Dataset rows describing interfaces:

- - -

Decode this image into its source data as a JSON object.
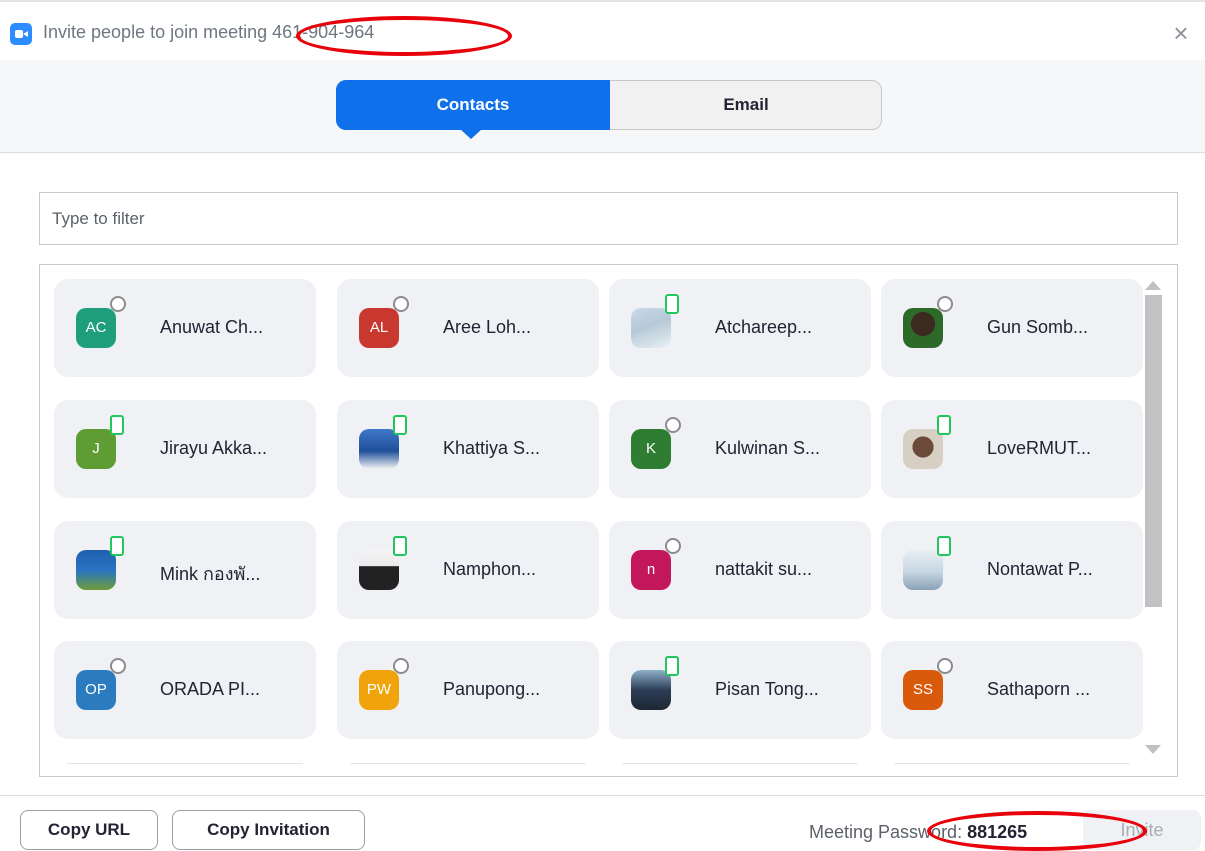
{
  "window": {
    "title": "Invite people to join meeting 461-904-964",
    "close_glyph": "×"
  },
  "tabs": [
    {
      "label": "Contacts",
      "selected": true
    },
    {
      "label": "Email",
      "selected": false
    }
  ],
  "filter": {
    "placeholder": "Type to filter",
    "value": ""
  },
  "contacts": [
    {
      "name": "Anuwat Ch...",
      "initials": "AC",
      "avatar_color": "#1e9e7a",
      "status": "offline"
    },
    {
      "name": "Aree Loh...",
      "initials": "AL",
      "avatar_color": "#c9382f",
      "status": "offline"
    },
    {
      "name": "Atchareep...",
      "initials": "",
      "avatar_color": "#c7d9ea",
      "status": "online"
    },
    {
      "name": "Gun Somb...",
      "initials": "",
      "avatar_color": "#2d6a2a",
      "status": "offline"
    },
    {
      "name": "Jirayu Akka...",
      "initials": "J",
      "avatar_color": "#5f9c34",
      "status": "online"
    },
    {
      "name": "Khattiya S...",
      "initials": "",
      "avatar_color": "#3f78c9",
      "status": "online"
    },
    {
      "name": "Kulwinan S...",
      "initials": "K",
      "avatar_color": "#2f7d32",
      "status": "offline"
    },
    {
      "name": "LoveRMUT...",
      "initials": "",
      "avatar_color": "#d8cfc4",
      "status": "online"
    },
    {
      "name": "Mink กองพั...",
      "initials": "",
      "avatar_color": "#2a73c2",
      "status": "online"
    },
    {
      "name": "Namphon...",
      "initials": "",
      "avatar_color": "#222222",
      "status": "online"
    },
    {
      "name": "nattakit su...",
      "initials": "n",
      "avatar_color": "#c2185b",
      "status": "offline"
    },
    {
      "name": "Nontawat P...",
      "initials": "",
      "avatar_color": "#c6d6e3",
      "status": "online"
    },
    {
      "name": "ORADA PI...",
      "initials": "OP",
      "avatar_color": "#2b7bbf",
      "status": "offline"
    },
    {
      "name": "Panupong...",
      "initials": "PW",
      "avatar_color": "#f0a30a",
      "status": "offline"
    },
    {
      "name": "Pisan Tong...",
      "initials": "",
      "avatar_color": "#2d3e58",
      "status": "online"
    },
    {
      "name": "Sathaporn ...",
      "initials": "SS",
      "avatar_color": "#d95a0b",
      "status": "offline"
    }
  ],
  "footer": {
    "copy_url_label": "Copy URL",
    "copy_invitation_label": "Copy Invitation",
    "password_label": "Meeting Password: ",
    "password_value": "881265",
    "invite_label": "Invite"
  },
  "annotation_color": "#e8000b"
}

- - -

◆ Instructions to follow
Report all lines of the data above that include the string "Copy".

◆ Completed task
    "copy_url_label": "Copy URL",
    "copy_invitation_label": "Copy Invitation",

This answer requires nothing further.